To view this PAPER PRESENTATION, search for the session title in the Browse by Titlelisting. (See the session title located immediately below ["In Session:"])
In Session: Unchained Bodies: “Women’s Liberation” in Postwar Japanese Culture
2: Inchoate Liberation: The Media Portrayal of American and Japanese Female Professional Wrestlers in 1950s Japan
Wednesday, March 24, 2021
8:30am – 10:00am EDT
Yonsei University, Republic of Korea
In November 1954, six American female professional wrestlers including the “world champion” Mildred Burke toured for the first time in Japan. Japanese newspapers and magazines welcomed them by cherishing their beauty and skills. Against the background of the massive popularity of male professional wrestling on television in Japan from early 1954 on, these “lady wrestlers” appeared to be comparable to their Japanese male counterparts in the eyes of reporters. The tour also sparked the formation of new organizations for Japanese women’s professional wrestling and many aspiring young women spontaneously joining them. However, media often trivialized Japanese female wrestlers as novices in need of more sophistication both as entertainers and athletes.

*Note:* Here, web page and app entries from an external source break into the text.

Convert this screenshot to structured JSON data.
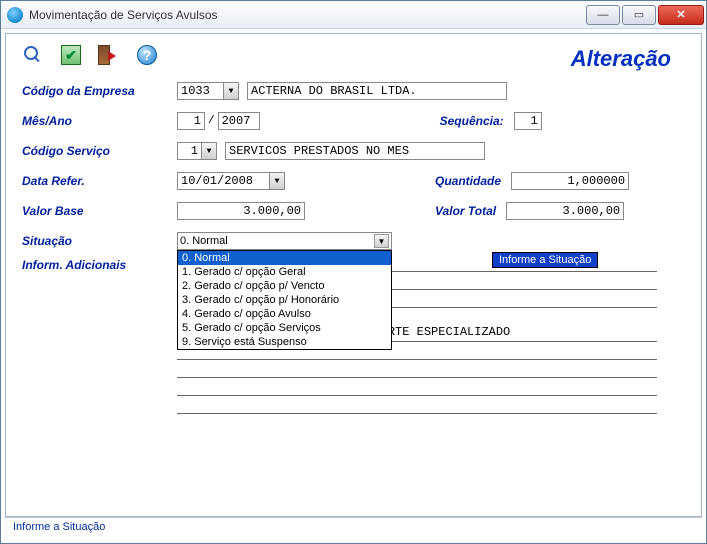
{
  "window": {
    "title": "Movimentação de Serviços Avulsos"
  },
  "header": {
    "mode": "Alteração"
  },
  "toolbar": {
    "search": "search",
    "confirm": "confirm",
    "exit": "exit",
    "help": "help"
  },
  "labels": {
    "codigo_empresa": "Código da Empresa",
    "mes_ano": "Mês/Ano",
    "sequencia": "Sequência:",
    "codigo_servico": "Código Serviço",
    "data_refer": "Data Refer.",
    "quantidade": "Quantidade",
    "valor_base": "Valor Base",
    "valor_total": "Valor Total",
    "situacao": "Situação",
    "inform_adicionais": "Inform. Adicionais"
  },
  "fields": {
    "codigo_empresa": "1033",
    "empresa_nome": "ACTERNA DO BRASIL LTDA.",
    "mes": "1",
    "ano": "2007",
    "sequencia": "1",
    "codigo_servico": "1",
    "servico_nome": "SERVICOS PRESTADOS NO MES",
    "data_refer": "10/01/2008",
    "quantidade": "1,000000",
    "valor_base": "3.000,00",
    "valor_total": "3.000,00",
    "situacao_selected": "0. Normal",
    "info_linhas": [
      "",
      "",
      ""
    ],
    "info_linhas2": [
      "SERVICO DE CONSULTORIA E SUPORTE ESPECIALIZADO",
      "",
      "",
      "",
      ""
    ]
  },
  "situacao_options": [
    "0. Normal",
    "1. Gerado c/ opção Geral",
    "2. Gerado c/ opção p/ Vencto",
    "3. Gerado c/ opção p/ Honorário",
    "4. Gerado c/ opção Avulso",
    "5. Gerado c/ opção Serviços",
    "9. Serviço está Suspenso"
  ],
  "hint": "Informe a Situação",
  "statusbar": "Informe a Situação",
  "mes_ano_sep": "/"
}
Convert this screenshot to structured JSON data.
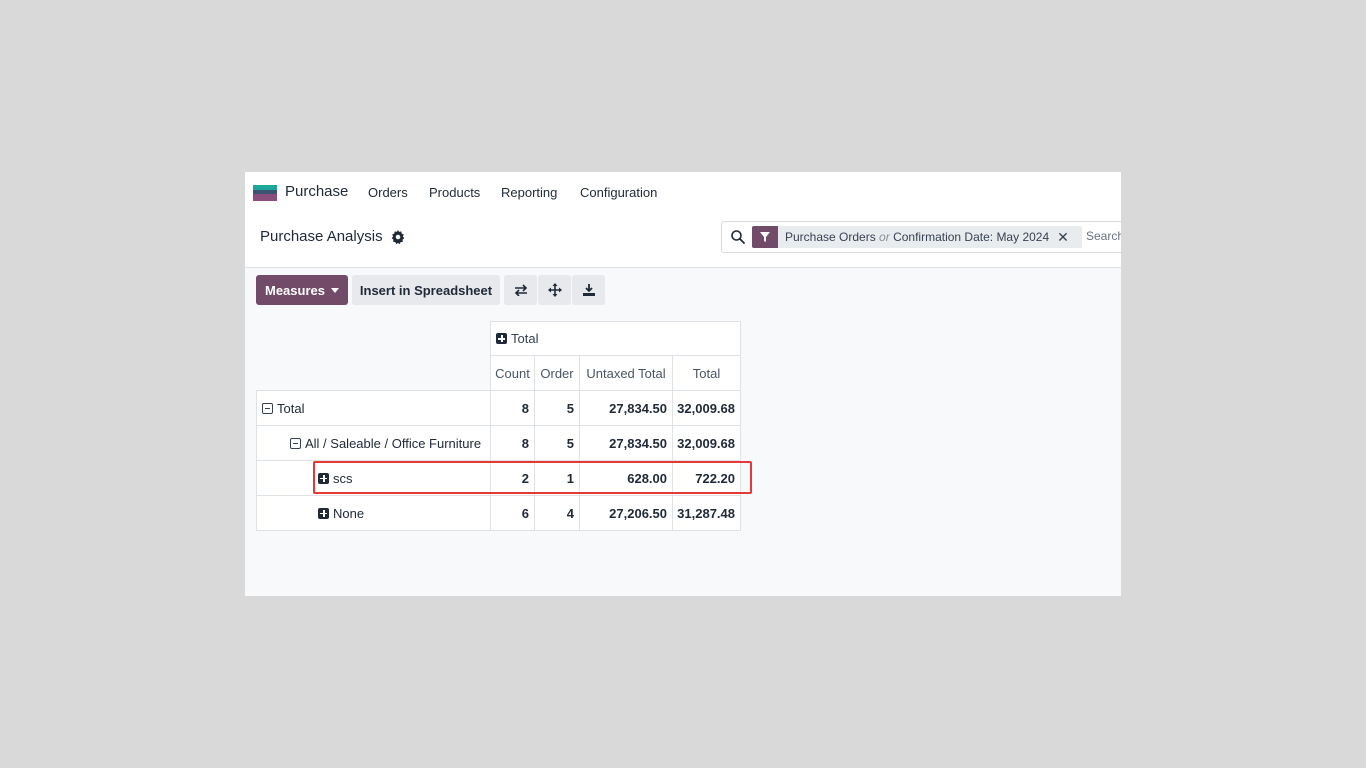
{
  "navbar": {
    "app_name": "Purchase",
    "menu": [
      "Orders",
      "Products",
      "Reporting",
      "Configuration"
    ]
  },
  "control_panel": {
    "title": "Purchase Analysis",
    "search": {
      "facet_part1": "Purchase Orders",
      "facet_or": "or",
      "facet_part2": "Confirmation Date: May 2024",
      "placeholder": "Search..."
    }
  },
  "toolbar": {
    "measures_label": "Measures",
    "spreadsheet_label": "Insert in Spreadsheet",
    "icons": [
      "flip-axis-icon",
      "expand-all-icon",
      "download-icon"
    ]
  },
  "pivot": {
    "col_group": "Total",
    "measures": [
      "Count",
      "Order",
      "Untaxed Total",
      "Total"
    ],
    "rows": [
      {
        "label": "Total",
        "values": [
          "8",
          "5",
          "27,834.50",
          "32,009.68"
        ]
      },
      {
        "label": "All / Saleable / Office Furniture",
        "values": [
          "8",
          "5",
          "27,834.50",
          "32,009.68"
        ]
      },
      {
        "label": "scs",
        "values": [
          "2",
          "1",
          "628.00",
          "722.20"
        ]
      },
      {
        "label": "None",
        "values": [
          "6",
          "4",
          "27,206.50",
          "31,287.48"
        ]
      }
    ]
  },
  "colors": {
    "brand": "#714b67",
    "highlight": "#e53935"
  }
}
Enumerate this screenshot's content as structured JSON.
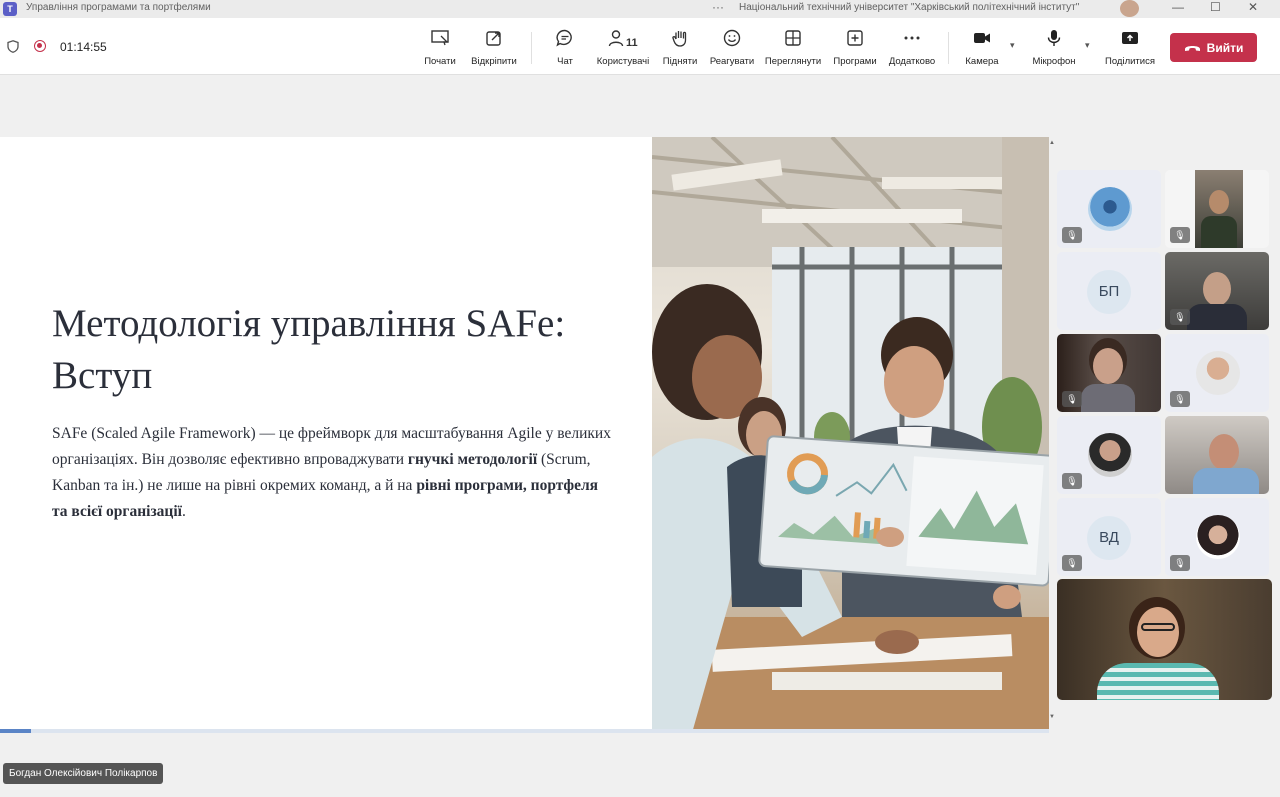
{
  "window": {
    "title": "Управління програмами та портфелями",
    "organization": "Національний технічний університет \"Харківський політехнічний інститут\"",
    "more_dots": "···",
    "app_logo_text": "T"
  },
  "toolbar": {
    "timer": "01:14:55",
    "buttons": {
      "start": "Почати",
      "popout": "Відкріпити",
      "chat": "Чат",
      "people": "Користувачі",
      "people_count": "11",
      "raise": "Підняти",
      "react": "Реагувати",
      "view": "Переглянути",
      "apps": "Програми",
      "more": "Додатково",
      "camera": "Камера",
      "mic": "Мікрофон",
      "share": "Поділитися",
      "leave": "Вийти"
    }
  },
  "slide": {
    "title": "Методологія управління SAFe: Вступ",
    "paragraph": {
      "p1": "SAFe (Scaled Agile Framework) — це фреймворк для масштабування Agile у великих організаціях. Він дозволяє ефективно впроваджувати ",
      "b1": "гнучкі методології",
      "p2": " (Scrum, Kanban та ін.) не лише на рівні окремих команд, а й на ",
      "b2": "рівні програми, портфеля та всієї організації",
      "p3": "."
    },
    "progress_fraction": 0.03
  },
  "participants": {
    "bp_initials": "БП",
    "vd_initials": "ВД"
  },
  "presenter_name": "Богдан Олексійович Полікарпов",
  "colors": {
    "leave": "#c4314b",
    "accent": "#5b5fc7",
    "progress": "#5a84c6"
  }
}
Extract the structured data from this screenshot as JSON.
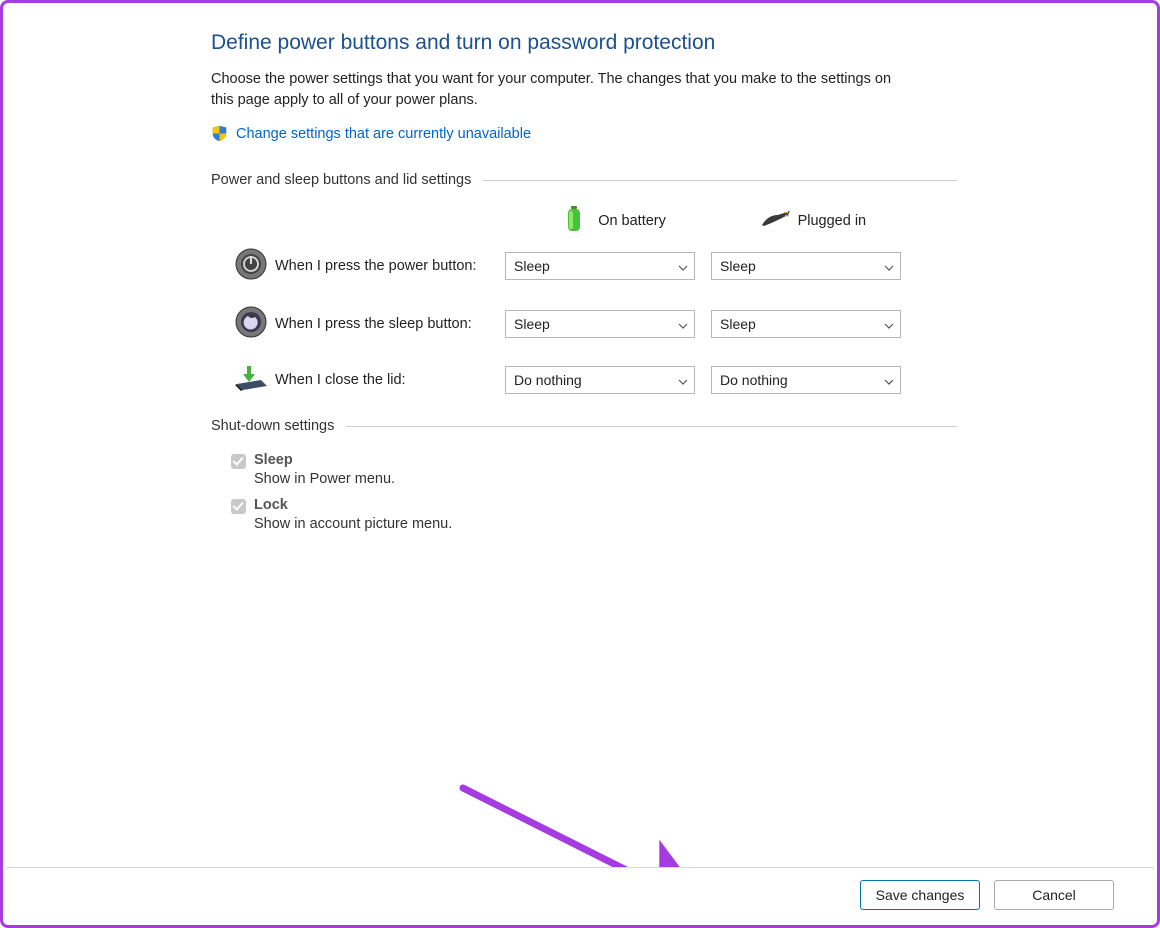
{
  "header": {
    "title": "Define power buttons and turn on password protection",
    "description": "Choose the power settings that you want for your computer. The changes that you make to the settings on this page apply to all of your power plans.",
    "admin_link": "Change settings that are currently unavailable"
  },
  "power_section": {
    "group_label": "Power and sleep buttons and lid settings",
    "col_battery_label": "On battery",
    "col_plugged_label": "Plugged in",
    "rows": [
      {
        "label": "When I press the power button:",
        "battery_value": "Sleep",
        "plugged_value": "Sleep"
      },
      {
        "label": "When I press the sleep button:",
        "battery_value": "Sleep",
        "plugged_value": "Sleep"
      },
      {
        "label": "When I close the lid:",
        "battery_value": "Do nothing",
        "plugged_value": "Do nothing"
      }
    ]
  },
  "shutdown_section": {
    "group_label": "Shut-down settings",
    "items": [
      {
        "title": "Sleep",
        "desc": "Show in Power menu."
      },
      {
        "title": "Lock",
        "desc": "Show in account picture menu."
      }
    ]
  },
  "buttons": {
    "save": "Save changes",
    "cancel": "Cancel"
  }
}
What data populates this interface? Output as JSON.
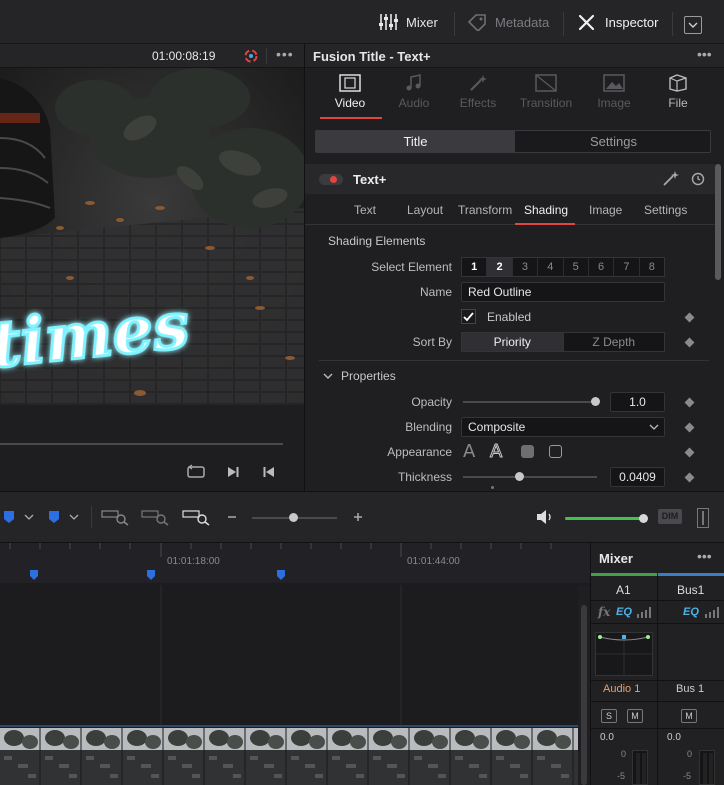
{
  "topbar": {
    "mixer_label": "Mixer",
    "metadata_label": "Metadata",
    "inspector_label": "Inspector"
  },
  "viewer": {
    "timecode": "01:00:08:19",
    "overlay_text": "times"
  },
  "inspector": {
    "title": "Fusion Title - Text+",
    "tabs": [
      {
        "label": "Video",
        "icon": "film-icon",
        "active": true
      },
      {
        "label": "Audio",
        "icon": "music-note-icon",
        "active": false
      },
      {
        "label": "Effects",
        "icon": "magic-wand-icon",
        "active": false
      },
      {
        "label": "Transition",
        "icon": "transition-icon",
        "active": false
      },
      {
        "label": "Image",
        "icon": "image-icon",
        "active": false
      },
      {
        "label": "File",
        "icon": "file-icon",
        "active": false
      }
    ],
    "segment": {
      "left": "Title",
      "right": "Settings"
    },
    "tool_name": "Text+",
    "subtabs": [
      "Text",
      "Layout",
      "Transform",
      "Shading",
      "Image",
      "Settings"
    ],
    "active_subtab": "Shading",
    "section_label": "Shading Elements",
    "select_element_label": "Select Element",
    "elements": [
      "1",
      "2",
      "3",
      "4",
      "5",
      "6",
      "7",
      "8"
    ],
    "selected_element": "2",
    "name_label": "Name",
    "name_value": "Red Outline",
    "enabled_label": "Enabled",
    "enabled": true,
    "sort_by_label": "Sort By",
    "sort_by_options": [
      "Priority",
      "Z Depth"
    ],
    "sort_by_selected": "Priority",
    "properties_label": "Properties",
    "opacity_label": "Opacity",
    "opacity_value": "1.0",
    "blending_label": "Blending",
    "blending_value": "Composite",
    "appearance_label": "Appearance",
    "thickness_label": "Thickness",
    "thickness_value": "0.0409"
  },
  "timeline": {
    "ruler_marks": [
      "01:01:18:00",
      "01:01:44:00"
    ],
    "dim_label": "DIM"
  },
  "mixer": {
    "title": "Mixer",
    "channels": [
      {
        "name": "A1",
        "eq": "EQ",
        "track": "Audio 1",
        "level": "0.0",
        "buttons": [
          "S",
          "M"
        ],
        "color": "#3fa14a"
      },
      {
        "name": "Bus1",
        "eq": "EQ",
        "track": "Bus 1",
        "level": "0.0",
        "buttons": [
          "M"
        ],
        "color": "#3a7fc4"
      }
    ],
    "fx_label": "fx",
    "scale": [
      "0",
      "-5"
    ]
  },
  "colors": {
    "accent_red": "#e0463d",
    "glow_cyan": "#7ff3ff",
    "marker_blue": "#2d6fe0",
    "level_green": "#44c24b"
  }
}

This paper examines the contrasting ways in which Japanese media portrayed the 1954 tour of Burke’s group and the subsequent emergence of Japanese female wrestlers in the mid-1950s. Historians of 1950s Japan have often discussed the male star wrestler Rikidōzan symbolizing “new Japan” under the U.S. military, economic, and ideological umbrella. By comparing the media images of the American and Japanese female wrestlers, this paper illuminates the post-Occupation emergence of gendered consumption of America against the background of the continued violence of unequal U.S.-Japan relation, while the Japanese female wrestlers were seen as incomplete and even a threat, provoking Japanese misogynistic sentiments.